Nashville Virtual Tour:
Long before “Music City USA,” Nashville, Tennessee was considered the Athens of the South. Before the Grand Ole Opry was formed, Nashville was known primarily, as a Southern city rich in culture. Because of the many schools of higher learning, publishing1 and the first Southern city to establish a public school system, the Tennessee Centennial Exposition in 1897 (a year late) choose a full-scale replica of the original Parthenon in Athens as the symbol of this unique community.
“Originally built of plaster, wood, and brick, the Parthenon was not intended to be permanent, but the cost of demolishing the structure combined with its popularity with residents and visitors alike resulted in it being left standing after the Exposition… it was rebuilt from 1920-1925, and the interior completed in 1931. It was rehabilitated again in 2002.” – wikipedia

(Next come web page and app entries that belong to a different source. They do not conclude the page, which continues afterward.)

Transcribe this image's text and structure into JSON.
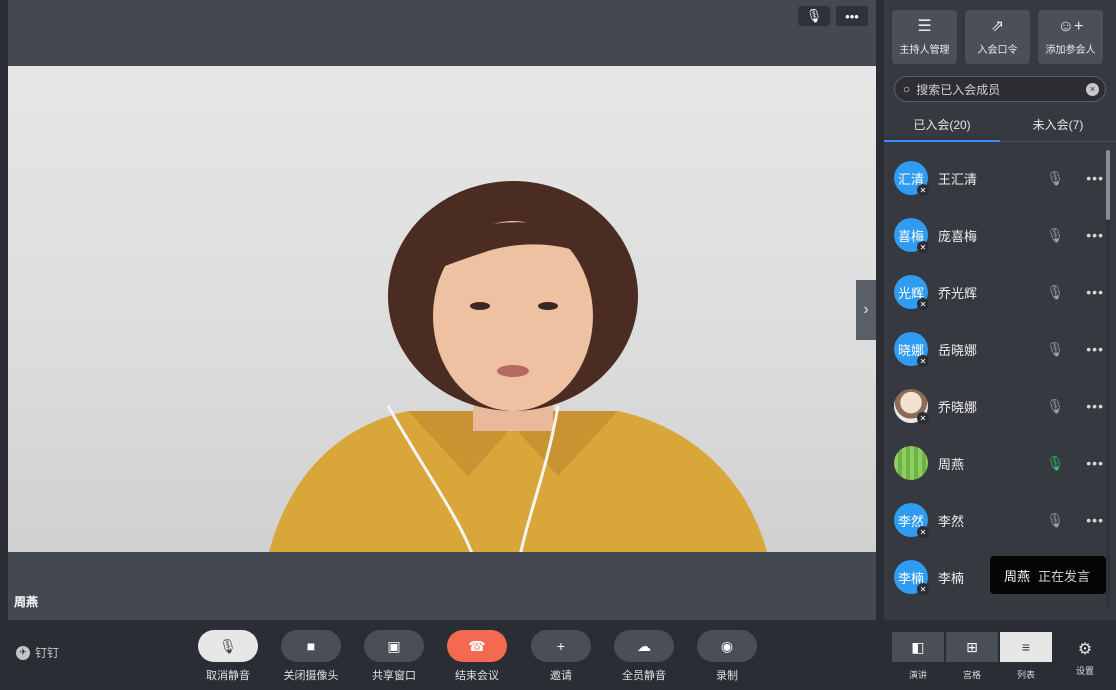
{
  "stage": {
    "speaker_name": "周燕",
    "top_controls": {
      "mic_glyph": "🎙",
      "more_glyph": "•••"
    },
    "collapse_glyph": "›"
  },
  "sidebar": {
    "host_actions": [
      {
        "label": "主持人管理",
        "icon": "sliders-icon",
        "glyph": "☰"
      },
      {
        "label": "入会口令",
        "icon": "share-link-icon",
        "glyph": "⇗"
      },
      {
        "label": "添加参会人",
        "icon": "add-user-icon",
        "glyph": "☺+"
      }
    ],
    "search": {
      "placeholder": "搜索已入会成员",
      "clear_glyph": "×"
    },
    "tabs": [
      {
        "label": "已入会(20)",
        "active": true
      },
      {
        "label": "未入会(7)",
        "active": false
      }
    ],
    "participants": [
      {
        "avatar_text": "汇清",
        "name": "王汇清",
        "mic_on": false
      },
      {
        "avatar_text": "喜梅",
        "name": "庞喜梅",
        "mic_on": false
      },
      {
        "avatar_text": "光辉",
        "name": "乔光辉",
        "mic_on": false
      },
      {
        "avatar_text": "晓娜",
        "name": "岳晓娜",
        "mic_on": false
      },
      {
        "avatar_text": "",
        "name": "乔晓娜",
        "mic_on": false,
        "photo": true
      },
      {
        "avatar_text": "",
        "name": "周燕",
        "mic_on": true,
        "photo": true
      },
      {
        "avatar_text": "李然",
        "name": "李然",
        "mic_on": false
      },
      {
        "avatar_text": "李楠",
        "name": "李楠",
        "mic_on": false
      }
    ],
    "more_glyph": "•••"
  },
  "tooltip": {
    "name": "周燕",
    "status": "正在发言"
  },
  "bottombar": {
    "brand": "钉钉",
    "controls": [
      {
        "label": "取消静音",
        "glyph": "🎙",
        "style": "light"
      },
      {
        "label": "关闭摄像头",
        "glyph": "■",
        "style": ""
      },
      {
        "label": "共享窗口",
        "glyph": "▣",
        "style": ""
      },
      {
        "label": "结束会议",
        "glyph": "☎",
        "style": "red"
      },
      {
        "label": "邀请",
        "glyph": "+",
        "style": ""
      },
      {
        "label": "全员静音",
        "glyph": "☁",
        "style": ""
      },
      {
        "label": "录制",
        "glyph": "◉",
        "style": ""
      }
    ],
    "layouts": [
      {
        "label": "演讲",
        "glyph": "◧",
        "active": false
      },
      {
        "label": "宫格",
        "glyph": "⊞",
        "active": false
      },
      {
        "label": "列表",
        "glyph": "≡",
        "active": true
      }
    ],
    "settings": {
      "label": "设置",
      "glyph": "⚙"
    }
  },
  "colors": {
    "accent": "#3c8bff",
    "end_call": "#f36a50",
    "mic_active": "#2fc36d",
    "avatar_blue": "#2f9cf2"
  }
}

Nashville had no particular ties to country music before the Opry, other than in music print publishing. But it was National Life and Accident Insurance2 Company’s WSM (We Shield Millions) radio with the first long distance station east of the Mississippi, that developed the branding of country music. Originally the radio station played a variety of musical styles. The first singer was Joesph Tant Mcpherson (later with the Old Hickory Singers) a baritone former New York Metropolitan Opera singer. But the overwhelming feedback from the rural communities won out, and Country Music was selected as the focus. Life and Casualty Insurance (L&C), took the same branding approach with R&B on their WLAC Radio Station.
1 The Nashville based Southwestern Company, predates the Civil War, and produced many of the pocket Bibles soldiers carried. It also published the Bible that Jefferson Davis was sworn in on.
2 After the American Civil War the south lay in ruins. One of the industries that benefited from this state of affairs were insurance companies. Protecting ones future assets was very appealing to the southern populace. It fueled the growth of companies like National Life and Life and Casualty Insurance, creating new wealth for it’s Nashville based owners.
“Whereas only 43 companies existed on the eve of the war, the newfound popularity of life insurance resulted in the establishment of 107 companies between 1865 and 1870” – EH.net
It’s interesting how many former Confederate offices sold insurance after the war. Notables were: George Pickett, John Bell Hood, Heth Henry, Lafayette Mclaws, Beverly Robertson, James Longstreet and Joseph E. Johnston.
#parthenon #athensofthesouth #nashville
Revision 1.0 – See the Nashville Parthenon in 360º panorama below. Expand your screen for a more immersive virtual tour experience. In order to load on most computer browsers, the resolution here is half the original file size.